You can create 20 global secondary indexes for a DynamoDB table as of the time this page was written. Sometimes, though, your application might need to support multiple access patterns and exceed the current limit of global secondary indexes per table. The global secondary index key overloading design pattern is enabled by designating and reusing an attribute name (column header) across different item types and storing a value in that attribute depending on the context of the item type. When you create a global secondary index on that attribute, you are indexing for multiple access patterns, each for a different item type—and have used only 1 global secondary index. For example, an
employees table. An employee can contain items of type
metadata (for employee details),
employee-title (all the job titles that the employee has held), or
employee-location (all the office buildings and locations where the employee has worked).
The access patterns required for this scenario are:
The following screenshot shows the design of the
employees table. The attribute called
PK has the employee ID, which is prefixed by the letter
e. The hash sign (#) is used as a separator between the entity type identifier (
e) and the actual employee ID. The
SK is an overloaded attribute, and has either current title, previous title, or the keyword
root, which denotes the primary item for the employee that holds most of their important attributes. The

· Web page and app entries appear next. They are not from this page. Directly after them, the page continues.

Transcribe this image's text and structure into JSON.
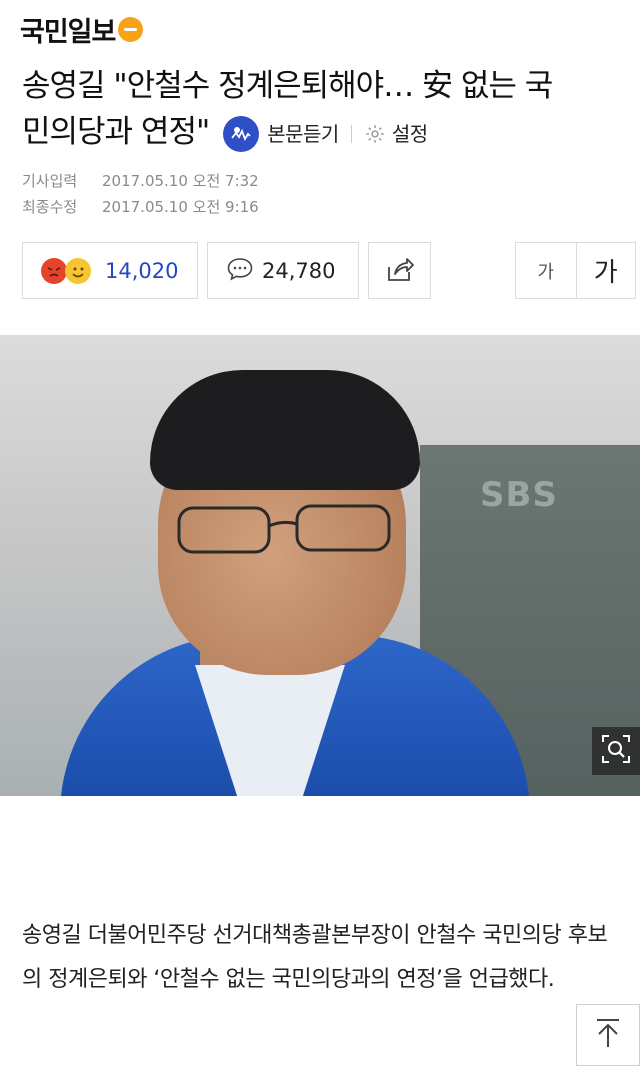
{
  "header": {
    "logo_text": "국민일보",
    "logo_icon": "smile-circle-icon",
    "brand_color": "#f6a31a"
  },
  "article": {
    "title_line1": "송영길 \"안철수 정계은퇴해야… 安 없는 국",
    "title_line2": "민의당과 연정\"",
    "listen_label": "본문듣기",
    "settings_label": "설정",
    "meta": {
      "published_label": "기사입력",
      "published_value": "2017.05.10 오전 7:32",
      "modified_label": "최종수정",
      "modified_value": "2017.05.10 오전 9:16"
    },
    "body": "송영길 더불어민주당 선거대책총괄본부장이 안철수 국민의당 후보의 정계은퇴와 ‘안철수 없는 국민의당과의 연정’을 언급했다."
  },
  "actions": {
    "reaction_count": "14,020",
    "comment_count": "24,780",
    "font_small": "가",
    "font_large": "가",
    "accent_color": "#2446c5"
  },
  "photo": {
    "background_sign": "SBS"
  }
}
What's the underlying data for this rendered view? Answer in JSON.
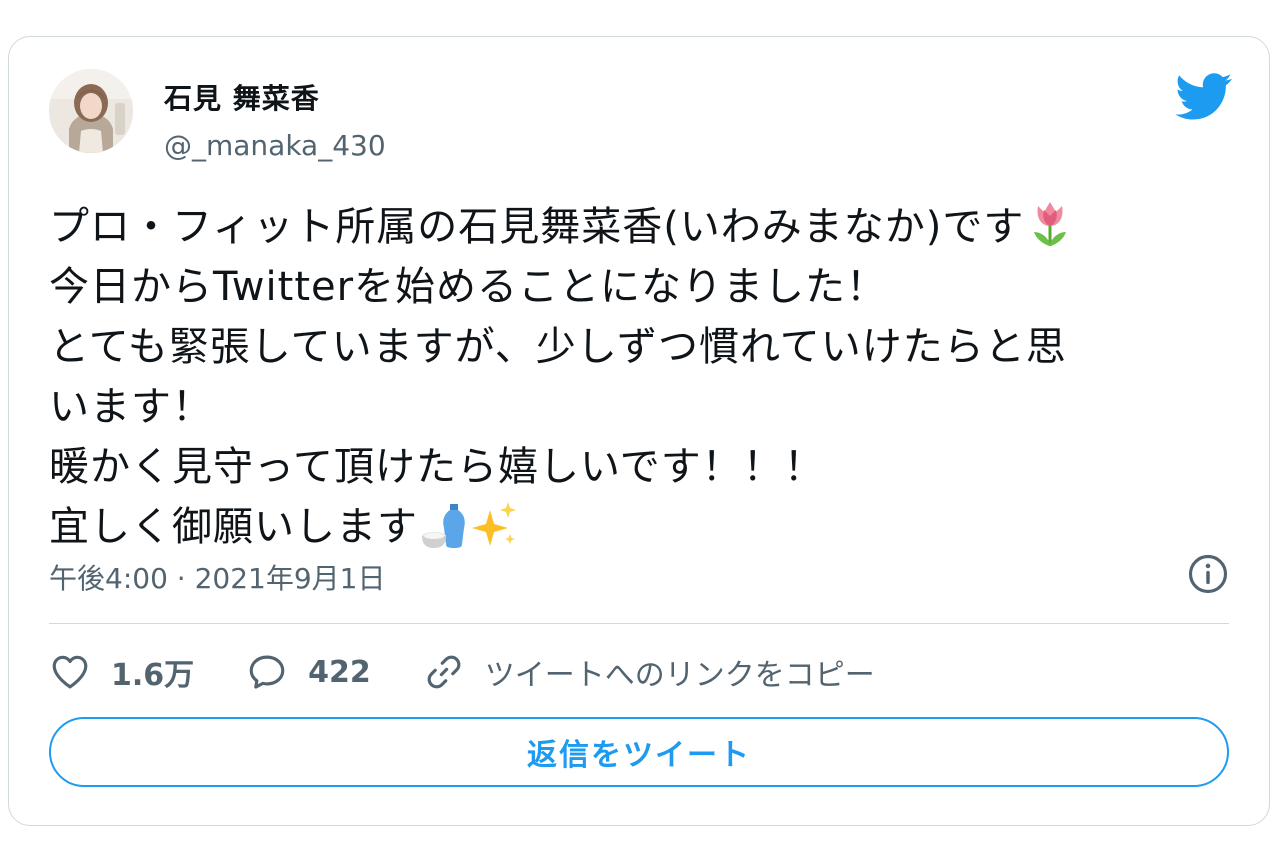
{
  "author": {
    "name": "石見 舞菜香",
    "handle": "@_manaka_430"
  },
  "tweet": {
    "lines": [
      "プロ・フィット所属の石見舞菜香(いわみまなか)です",
      "今日からTwitterを始めることになりました！",
      "とても緊張していますが、少しずつ慣れていけたらと思",
      "います！",
      "暖かく見守って頂けたら嬉しいです！！！",
      "宜しく御願いします"
    ],
    "emojis": [
      "tulip-emoji",
      "sake-emoji",
      "sparkles-emoji"
    ],
    "timestamp": "午後4:00 · 2021年9月1日"
  },
  "actions": {
    "likes": "1.6万",
    "replies": "422",
    "copy_link_label": "ツイートへのリンクをコピー"
  },
  "reply_button": {
    "label": "返信をツイート"
  },
  "colors": {
    "accent": "#1d9bf0",
    "secondary_text": "#536471",
    "border": "#cfd9de"
  },
  "icons": {
    "brand": "twitter-bird-icon",
    "info": "info-icon",
    "like": "heart-icon",
    "reply": "speech-bubble-icon",
    "link": "link-icon"
  }
}
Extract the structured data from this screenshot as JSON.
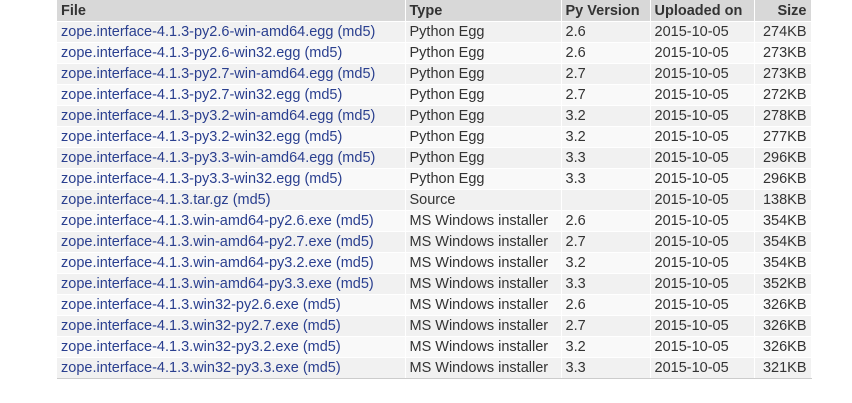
{
  "headers": {
    "file": "File",
    "type": "Type",
    "py_version": "Py Version",
    "uploaded_on": "Uploaded on",
    "size": "Size"
  },
  "md5_label": "(md5)",
  "rows": [
    {
      "file": "zope.interface-4.1.3-py2.6-win-amd64.egg",
      "type": "Python Egg",
      "py": "2.6",
      "uploaded": "2015-10-05",
      "size": "274KB"
    },
    {
      "file": "zope.interface-4.1.3-py2.6-win32.egg",
      "type": "Python Egg",
      "py": "2.6",
      "uploaded": "2015-10-05",
      "size": "273KB"
    },
    {
      "file": "zope.interface-4.1.3-py2.7-win-amd64.egg",
      "type": "Python Egg",
      "py": "2.7",
      "uploaded": "2015-10-05",
      "size": "273KB"
    },
    {
      "file": "zope.interface-4.1.3-py2.7-win32.egg",
      "type": "Python Egg",
      "py": "2.7",
      "uploaded": "2015-10-05",
      "size": "272KB"
    },
    {
      "file": "zope.interface-4.1.3-py3.2-win-amd64.egg",
      "type": "Python Egg",
      "py": "3.2",
      "uploaded": "2015-10-05",
      "size": "278KB"
    },
    {
      "file": "zope.interface-4.1.3-py3.2-win32.egg",
      "type": "Python Egg",
      "py": "3.2",
      "uploaded": "2015-10-05",
      "size": "277KB"
    },
    {
      "file": "zope.interface-4.1.3-py3.3-win-amd64.egg",
      "type": "Python Egg",
      "py": "3.3",
      "uploaded": "2015-10-05",
      "size": "296KB"
    },
    {
      "file": "zope.interface-4.1.3-py3.3-win32.egg",
      "type": "Python Egg",
      "py": "3.3",
      "uploaded": "2015-10-05",
      "size": "296KB"
    },
    {
      "file": "zope.interface-4.1.3.tar.gz",
      "type": "Source",
      "py": "",
      "uploaded": "2015-10-05",
      "size": "138KB"
    },
    {
      "file": "zope.interface-4.1.3.win-amd64-py2.6.exe",
      "type": "MS Windows installer",
      "py": "2.6",
      "uploaded": "2015-10-05",
      "size": "354KB"
    },
    {
      "file": "zope.interface-4.1.3.win-amd64-py2.7.exe",
      "type": "MS Windows installer",
      "py": "2.7",
      "uploaded": "2015-10-05",
      "size": "354KB"
    },
    {
      "file": "zope.interface-4.1.3.win-amd64-py3.2.exe",
      "type": "MS Windows installer",
      "py": "3.2",
      "uploaded": "2015-10-05",
      "size": "354KB"
    },
    {
      "file": "zope.interface-4.1.3.win-amd64-py3.3.exe",
      "type": "MS Windows installer",
      "py": "3.3",
      "uploaded": "2015-10-05",
      "size": "352KB"
    },
    {
      "file": "zope.interface-4.1.3.win32-py2.6.exe",
      "type": "MS Windows installer",
      "py": "2.6",
      "uploaded": "2015-10-05",
      "size": "326KB"
    },
    {
      "file": "zope.interface-4.1.3.win32-py2.7.exe",
      "type": "MS Windows installer",
      "py": "2.7",
      "uploaded": "2015-10-05",
      "size": "326KB"
    },
    {
      "file": "zope.interface-4.1.3.win32-py3.2.exe",
      "type": "MS Windows installer",
      "py": "3.2",
      "uploaded": "2015-10-05",
      "size": "326KB"
    },
    {
      "file": "zope.interface-4.1.3.win32-py3.3.exe",
      "type": "MS Windows installer",
      "py": "3.3",
      "uploaded": "2015-10-05",
      "size": "321KB"
    }
  ],
  "colors": {
    "header_bg": "#d8d8d8",
    "row_odd_bg": "#f1f1f1",
    "row_even_bg": "#f9f9f9",
    "link": "#2a3f8f",
    "text": "#333333"
  }
}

GSI_1_PK attribute includes the title or the name of the employee. The re-use of a given global secondary index for multiple entity types such as employees, employee locations, and employee titles lets us simplify our management of the DynamoDB table because we only need to monitor and pay for one global secondary index as opposed to three separate indexes.